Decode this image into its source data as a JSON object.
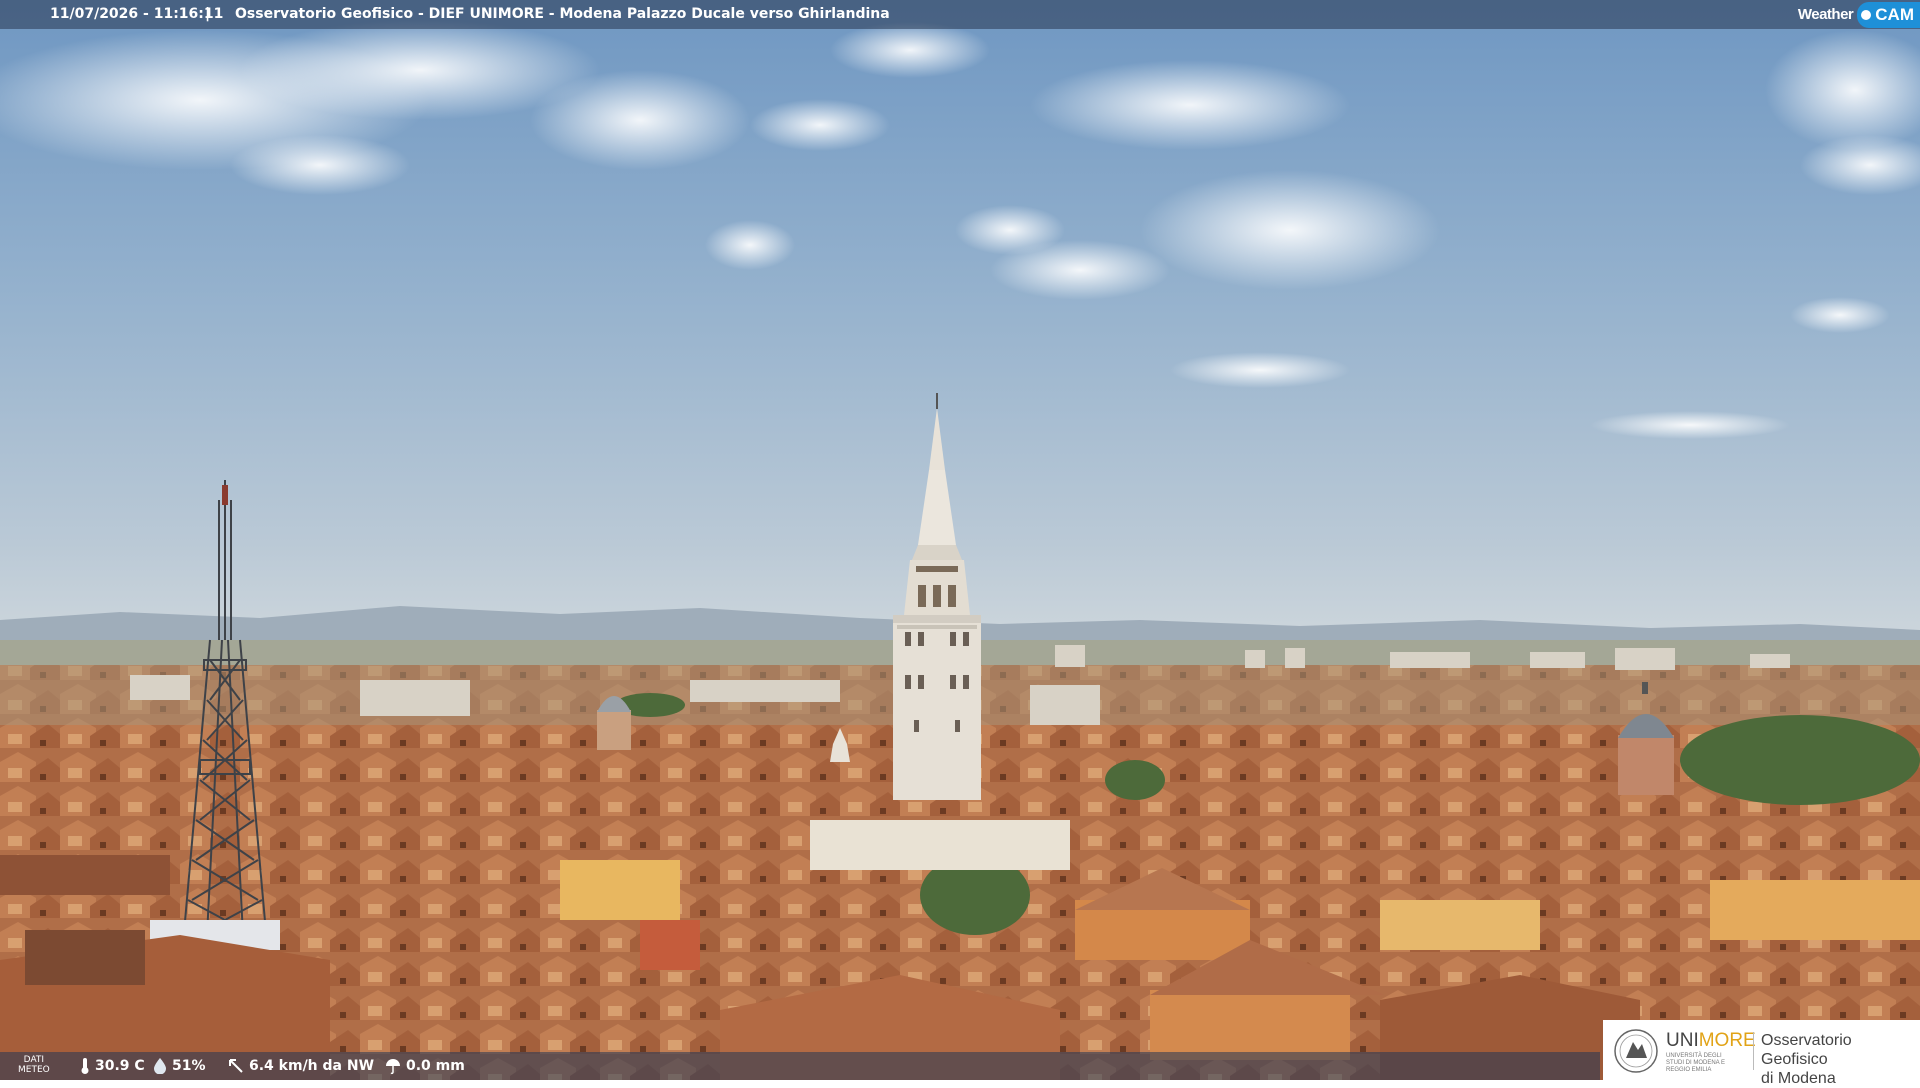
{
  "header": {
    "timestamp": "11/07/2026 - 11:16:11",
    "separator": "|",
    "caption": "Osservatorio Geofisico - DIEF UNIMORE - Modena Palazzo Ducale verso Ghirlandina",
    "brand_left": "Weather",
    "brand_right": "CAM"
  },
  "weather": {
    "label_line1": "DATI",
    "label_line2": "METEO",
    "temperature": "30.9 C",
    "humidity": "51%",
    "wind": "6.4 km/h da NW",
    "rain": "0.0 mm"
  },
  "logo": {
    "uni_prefix": "UNI",
    "uni_suffix": "MORE",
    "uni_subtext": "UNIVERSITÀ DEGLI STUDI DI MODENA E REGGIO EMILIA",
    "observatory_line1": "Osservatorio Geofisico",
    "observatory_line2": "di Modena"
  },
  "colors": {
    "sky_top": "#7fa4c8",
    "sky_horizon": "#c9d4dc",
    "roofs": "#b5704a",
    "tower": "#e8e2d8",
    "accent_blue": "#1e90d8",
    "unimore_gold": "#e1a317"
  }
}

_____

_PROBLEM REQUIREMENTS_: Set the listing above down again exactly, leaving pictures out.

_RESPONSE TO THIS TASK_:
Decode this image into its source data as a JSON object.
{
  "header": {
    "timestamp": "11/07/2026 - 11:16:11",
    "separator": "|",
    "caption": "Osservatorio Geofisico - DIEF UNIMORE - Modena Palazzo Ducale verso Ghirlandina",
    "brand_left": "Weather",
    "brand_right": "CAM"
  },
  "weather": {
    "label_line1": "DATI",
    "label_line2": "METEO",
    "temperature": "30.9 C",
    "humidity": "51%",
    "wind": "6.4 km/h da NW",
    "rain": "0.0 mm"
  },
  "logo": {
    "uni_prefix": "UNI",
    "uni_suffix": "MORE",
    "uni_subtext": "UNIVERSITÀ DEGLI STUDI DI MODENA E REGGIO EMILIA",
    "observatory_line1": "Osservatorio Geofisico",
    "observatory_line2": "di Modena"
  },
  "colors": {
    "sky_top": "#7fa4c8",
    "sky_horizon": "#c9d4dc",
    "roofs": "#b5704a",
    "tower": "#e8e2d8",
    "accent_blue": "#1e90d8",
    "unimore_gold": "#e1a317"
  }
}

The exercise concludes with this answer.